→ **Problem to work on**: The answer must be every line from the listing that holds the string "description".

START Data supplied

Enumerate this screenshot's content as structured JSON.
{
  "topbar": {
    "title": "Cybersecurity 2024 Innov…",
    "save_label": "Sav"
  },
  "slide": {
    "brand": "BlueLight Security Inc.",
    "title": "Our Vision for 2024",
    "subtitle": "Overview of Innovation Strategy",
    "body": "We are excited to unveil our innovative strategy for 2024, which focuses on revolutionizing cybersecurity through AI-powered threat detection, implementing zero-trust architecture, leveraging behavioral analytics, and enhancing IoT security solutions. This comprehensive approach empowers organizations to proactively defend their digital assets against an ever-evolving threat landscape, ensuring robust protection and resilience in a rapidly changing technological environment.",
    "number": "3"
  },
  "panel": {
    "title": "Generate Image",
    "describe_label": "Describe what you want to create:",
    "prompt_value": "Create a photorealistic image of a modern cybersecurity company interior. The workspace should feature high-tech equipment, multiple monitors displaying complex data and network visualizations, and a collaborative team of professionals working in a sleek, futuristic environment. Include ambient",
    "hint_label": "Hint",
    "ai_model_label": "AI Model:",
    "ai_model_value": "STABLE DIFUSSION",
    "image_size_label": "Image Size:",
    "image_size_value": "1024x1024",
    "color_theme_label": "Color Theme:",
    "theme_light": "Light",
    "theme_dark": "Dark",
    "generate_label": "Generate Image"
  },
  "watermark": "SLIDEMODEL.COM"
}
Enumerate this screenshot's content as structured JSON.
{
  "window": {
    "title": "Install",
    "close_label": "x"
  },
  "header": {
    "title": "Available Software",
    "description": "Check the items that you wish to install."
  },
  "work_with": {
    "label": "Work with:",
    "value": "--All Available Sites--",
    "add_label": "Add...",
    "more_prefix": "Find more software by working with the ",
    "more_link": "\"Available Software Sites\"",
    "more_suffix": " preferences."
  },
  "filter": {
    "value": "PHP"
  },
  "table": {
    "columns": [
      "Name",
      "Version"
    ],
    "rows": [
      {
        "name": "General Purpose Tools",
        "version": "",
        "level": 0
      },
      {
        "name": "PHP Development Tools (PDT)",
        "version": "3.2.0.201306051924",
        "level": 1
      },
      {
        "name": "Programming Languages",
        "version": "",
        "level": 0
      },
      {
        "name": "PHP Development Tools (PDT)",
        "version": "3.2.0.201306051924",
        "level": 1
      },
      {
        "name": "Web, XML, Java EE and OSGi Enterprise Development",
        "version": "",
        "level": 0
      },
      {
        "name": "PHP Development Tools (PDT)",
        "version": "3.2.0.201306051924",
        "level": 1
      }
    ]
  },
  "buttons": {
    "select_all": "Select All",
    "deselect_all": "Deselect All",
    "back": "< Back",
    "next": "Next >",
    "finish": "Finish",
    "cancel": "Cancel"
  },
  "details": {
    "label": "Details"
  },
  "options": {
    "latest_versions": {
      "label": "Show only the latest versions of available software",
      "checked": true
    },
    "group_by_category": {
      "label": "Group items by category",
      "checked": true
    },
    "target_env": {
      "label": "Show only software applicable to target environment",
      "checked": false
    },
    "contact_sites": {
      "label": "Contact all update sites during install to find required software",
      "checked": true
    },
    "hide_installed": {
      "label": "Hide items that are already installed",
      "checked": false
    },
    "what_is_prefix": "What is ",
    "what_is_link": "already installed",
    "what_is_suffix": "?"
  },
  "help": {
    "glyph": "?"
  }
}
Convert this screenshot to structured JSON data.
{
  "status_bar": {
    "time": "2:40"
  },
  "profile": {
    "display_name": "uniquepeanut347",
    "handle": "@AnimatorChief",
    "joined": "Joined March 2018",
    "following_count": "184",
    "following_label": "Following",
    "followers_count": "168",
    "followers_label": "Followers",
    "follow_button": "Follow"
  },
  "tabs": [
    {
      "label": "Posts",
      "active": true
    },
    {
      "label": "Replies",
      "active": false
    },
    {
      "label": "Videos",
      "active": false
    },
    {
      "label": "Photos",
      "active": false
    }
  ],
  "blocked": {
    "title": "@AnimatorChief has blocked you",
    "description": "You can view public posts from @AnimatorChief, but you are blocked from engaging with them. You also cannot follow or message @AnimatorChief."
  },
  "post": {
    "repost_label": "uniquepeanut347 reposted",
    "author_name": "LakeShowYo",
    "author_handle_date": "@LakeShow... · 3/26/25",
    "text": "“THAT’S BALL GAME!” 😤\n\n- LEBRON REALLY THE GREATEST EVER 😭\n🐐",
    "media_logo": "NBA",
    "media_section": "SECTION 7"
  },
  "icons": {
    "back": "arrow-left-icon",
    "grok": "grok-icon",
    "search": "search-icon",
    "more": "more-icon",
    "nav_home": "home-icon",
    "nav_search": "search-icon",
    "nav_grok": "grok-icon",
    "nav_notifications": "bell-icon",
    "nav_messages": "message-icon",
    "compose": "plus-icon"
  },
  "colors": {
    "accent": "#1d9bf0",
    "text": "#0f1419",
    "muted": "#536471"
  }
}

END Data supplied

→ **Reply to the exercise**:
    "description": "Check the items that you wish to install."
    "description": "You can view public posts from @AnimatorChief, but you are blocked from engaging with them. You also cannot follow or message @AnimatorChief."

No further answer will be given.